With Industry 4.0 technologies, manufacturers can build a digital foundation on top of what they already have (their ‘brownfield’ production networks), combining disparate IT and OT data sources, then homogenizing and normalizing the data to generate digitally charged operational insights and transform processes. Leveraging these base, digital capabilities including bottleneck identification, time loss pareto and time loss waterfall analysis, and scorecards provide granular insights into the single most important area, the bottleneck, providing root causes and enable all workers to focus on solving the most impactful problems.  In short, today 100’s of people are focusing on 100’s of problems of the moment but going forward digital will allow 100’s of people to focus on ONLY the “top 3” items that matter most creating significantly more impact at a faster speed due to laser focus and prioritization.

DPM provides the real-time reinforcement to prioritize, analyze, implement, monitor and repeat actual behavior. Acting as a closed loop management system, change management is embedded in the solution to drive improvement, visibility, and ultimately customer value and accountability.

Digital Performance Management simultaneously ties people, products, processes, and places together to provide a single source of truth from the top floor to the shop floor and across the enterprise enhancing capability and optimization. With DPM, operations will spend less time maintaining systems and more time using them and improving them; people at every level will spend less time finding problems and more time solving them and preventing them. People are empowered, processes are accelerated, products are improved, and places are optimized all around peak performance. 

About the Author

Craig Melrose is a globally recognized leader in operational excellence and has broad expertise at driving large-scale Industry 4.0 Transformational customer programs. As EVP of Digital Transformation Solutions at PTC, Melrose builds enterprise scale solutions, incorporating PTC’s CAD, PLM, IoT, and AR technologies, focusing on the most critical and most valuable customer use cases.  Prior to PTC, he served as a principal and expert partner at McKinsey & Company for 20 years, where he helped companies identify tactical and strategic solutions that delivered financial improvements and increased operational productivity in the areas of product development, manufacturing, and supply chain across all industries globally.
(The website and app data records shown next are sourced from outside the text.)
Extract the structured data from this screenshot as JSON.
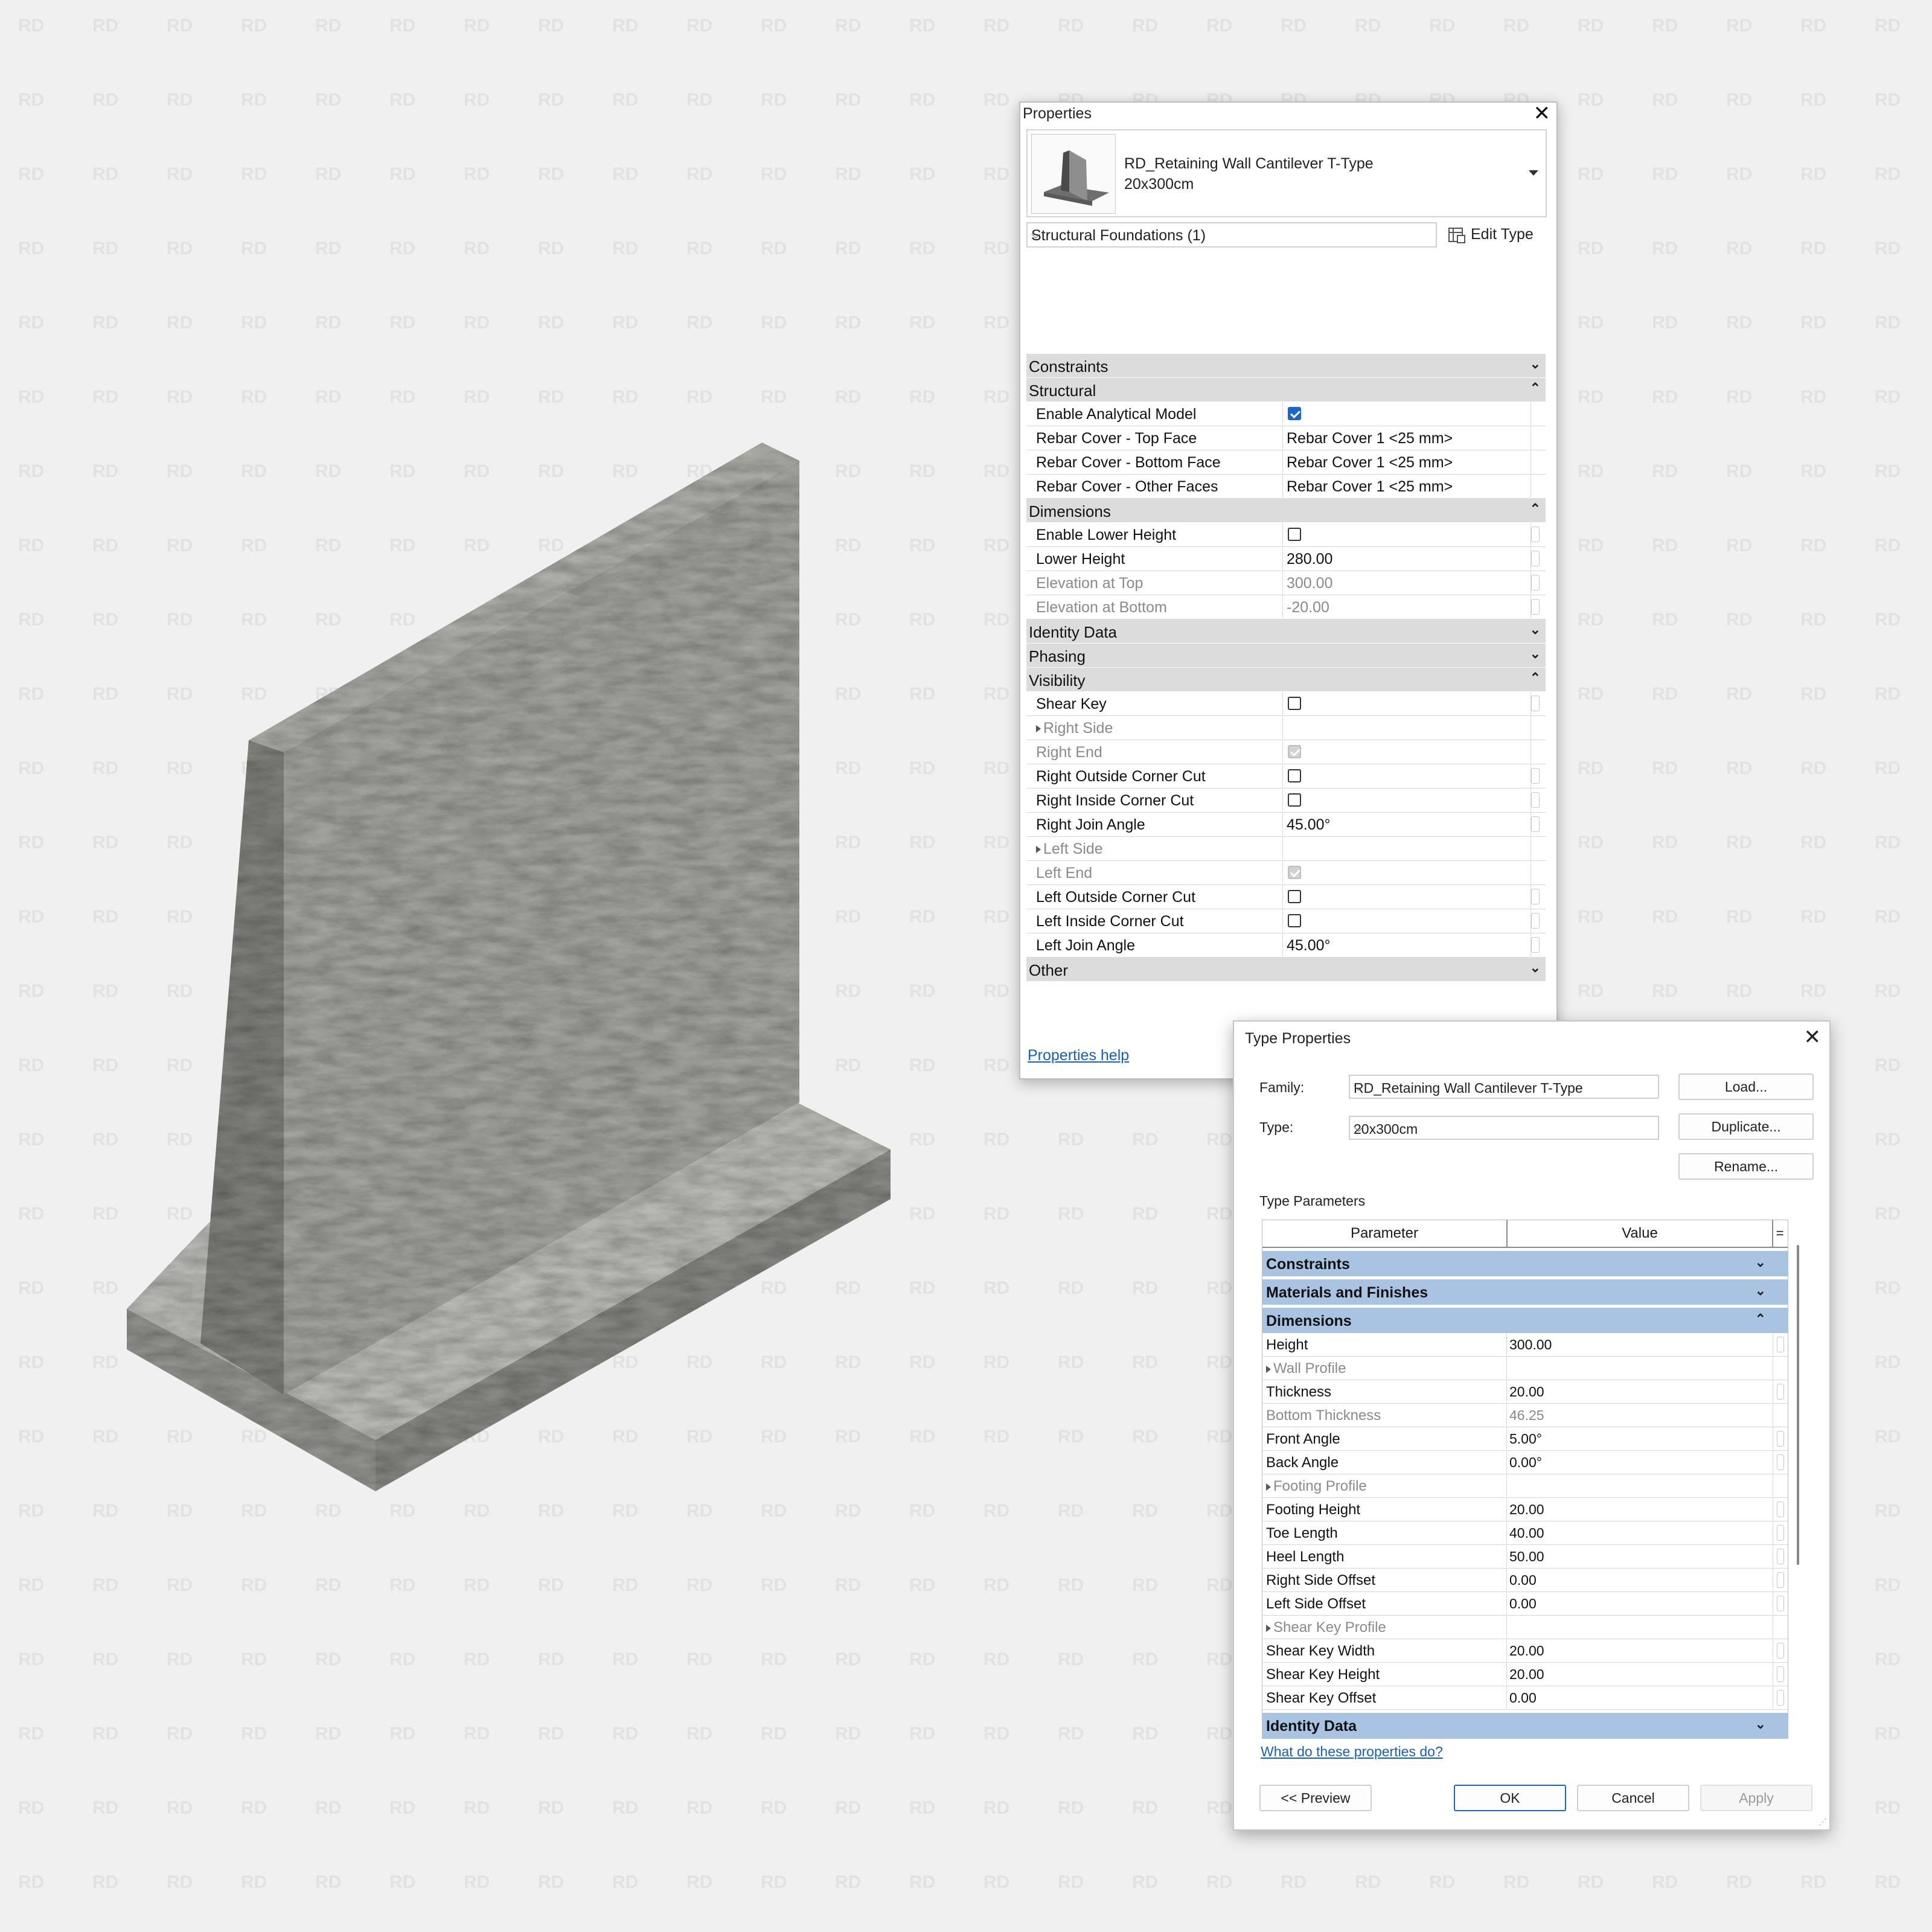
{
  "watermark": {
    "text": "RD"
  },
  "model": {
    "name": "concrete-retaining-wall-3d"
  },
  "properties": {
    "title": "Properties",
    "close_glyph": "✕",
    "type_name_line1": "RD_Retaining Wall Cantilever T-Type",
    "type_name_line2": "20x300cm",
    "filter_value": "Structural Foundations (1)",
    "edit_type_label": "Edit Type",
    "help_link": "Properties help",
    "rows": [
      {
        "kind": "cat",
        "label": "Constraints",
        "state": "collapsed"
      },
      {
        "kind": "cat",
        "label": "Structural",
        "state": "expanded"
      },
      {
        "kind": "prm",
        "label": "Enable Analytical Model",
        "check": "on"
      },
      {
        "kind": "prm",
        "label": "Rebar Cover - Top Face",
        "value": "Rebar Cover 1 <25 mm>"
      },
      {
        "kind": "prm",
        "label": "Rebar Cover - Bottom Face",
        "value": "Rebar Cover 1 <25 mm>"
      },
      {
        "kind": "prm",
        "label": "Rebar Cover - Other Faces",
        "value": "Rebar Cover 1 <25 mm>"
      },
      {
        "kind": "cat",
        "label": "Dimensions",
        "state": "expanded"
      },
      {
        "kind": "prm",
        "label": "Enable Lower Height",
        "check": "off",
        "dot": true
      },
      {
        "kind": "prm",
        "label": "Lower Height",
        "value": "280.00",
        "dot": true
      },
      {
        "kind": "prm",
        "label": "Elevation at Top",
        "value": "300.00",
        "dim": true,
        "dot": true
      },
      {
        "kind": "prm",
        "label": "Elevation at Bottom",
        "value": "-20.00",
        "dim": true,
        "dot": true
      },
      {
        "kind": "cat",
        "label": "Identity Data",
        "state": "collapsed"
      },
      {
        "kind": "cat",
        "label": "Phasing",
        "state": "collapsed"
      },
      {
        "kind": "cat",
        "label": "Visibility",
        "state": "expanded"
      },
      {
        "kind": "prm",
        "label": "Shear Key",
        "check": "off",
        "dot": true
      },
      {
        "kind": "prm",
        "label": "Right Side",
        "group": true,
        "dim": true
      },
      {
        "kind": "prm",
        "label": "Right End",
        "check": "grey",
        "dim": true
      },
      {
        "kind": "prm",
        "label": "Right Outside Corner Cut",
        "check": "off",
        "dot": true
      },
      {
        "kind": "prm",
        "label": "Right Inside Corner Cut",
        "check": "off",
        "dot": true
      },
      {
        "kind": "prm",
        "label": "Right Join Angle",
        "value": "45.00°",
        "dot": true
      },
      {
        "kind": "prm",
        "label": "Left Side",
        "group": true,
        "dim": true
      },
      {
        "kind": "prm",
        "label": "Left End",
        "check": "grey",
        "dim": true
      },
      {
        "kind": "prm",
        "label": "Left Outside Corner Cut",
        "check": "off",
        "dot": true
      },
      {
        "kind": "prm",
        "label": "Left Inside Corner Cut",
        "check": "off",
        "dot": true
      },
      {
        "kind": "prm",
        "label": "Left Join Angle",
        "value": "45.00°",
        "dot": true
      },
      {
        "kind": "cat",
        "label": "Other",
        "state": "collapsed"
      }
    ]
  },
  "type_properties": {
    "title": "Type Properties",
    "close_glyph": "✕",
    "family_label": "Family:",
    "family_value": "RD_Retaining Wall Cantilever T-Type",
    "type_label": "Type:",
    "type_value": "20x300cm",
    "load_button": "Load...",
    "duplicate_button": "Duplicate...",
    "rename_button": "Rename...",
    "section_label": "Type Parameters",
    "col_parameter": "Parameter",
    "col_value": "Value",
    "col_eq": "=",
    "rows": [
      {
        "kind": "cat",
        "label": "Constraints",
        "state": "collapsed"
      },
      {
        "kind": "cat",
        "label": "Materials and Finishes",
        "state": "collapsed"
      },
      {
        "kind": "cat",
        "label": "Dimensions",
        "state": "expanded"
      },
      {
        "kind": "prm",
        "label": "Height",
        "value": "300.00",
        "dot": true
      },
      {
        "kind": "prm",
        "label": "Wall Profile",
        "group": true,
        "dim": true
      },
      {
        "kind": "prm",
        "label": "Thickness",
        "value": "20.00",
        "dot": true
      },
      {
        "kind": "prm",
        "label": "Bottom Thickness",
        "value": "46.25",
        "dim": true
      },
      {
        "kind": "prm",
        "label": "Front Angle",
        "value": "5.00°",
        "dot": true
      },
      {
        "kind": "prm",
        "label": "Back Angle",
        "value": "0.00°",
        "dot": true
      },
      {
        "kind": "prm",
        "label": "Footing Profile",
        "group": true,
        "dim": true
      },
      {
        "kind": "prm",
        "label": "Footing Height",
        "value": "20.00",
        "dot": true
      },
      {
        "kind": "prm",
        "label": "Toe Length",
        "value": "40.00",
        "dot": true
      },
      {
        "kind": "prm",
        "label": "Heel Length",
        "value": "50.00",
        "dot": true
      },
      {
        "kind": "prm",
        "label": "Right Side Offset",
        "value": "0.00",
        "dot": true
      },
      {
        "kind": "prm",
        "label": "Left Side Offset",
        "value": "0.00",
        "dot": true
      },
      {
        "kind": "prm",
        "label": "Shear Key Profile",
        "group": true,
        "dim": true
      },
      {
        "kind": "prm",
        "label": "Shear Key Width",
        "value": "20.00",
        "dot": true
      },
      {
        "kind": "prm",
        "label": "Shear Key Height",
        "value": "20.00",
        "dot": true
      },
      {
        "kind": "prm",
        "label": "Shear Key Offset",
        "value": "0.00",
        "dot": true
      },
      {
        "kind": "cat",
        "label": "Identity Data",
        "state": "collapsed"
      }
    ],
    "help_link": "What do these properties do?",
    "preview_button": "<< Preview",
    "ok_button": "OK",
    "cancel_button": "Cancel",
    "apply_button": "Apply"
  }
}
Melrose is a regular contributor to collaborative articles and research reports on digital transformation in industrial operational improvements and was recently published by McKinsey & Company, the Boston Consulting Group, and the Manufacturing Leadership Journal.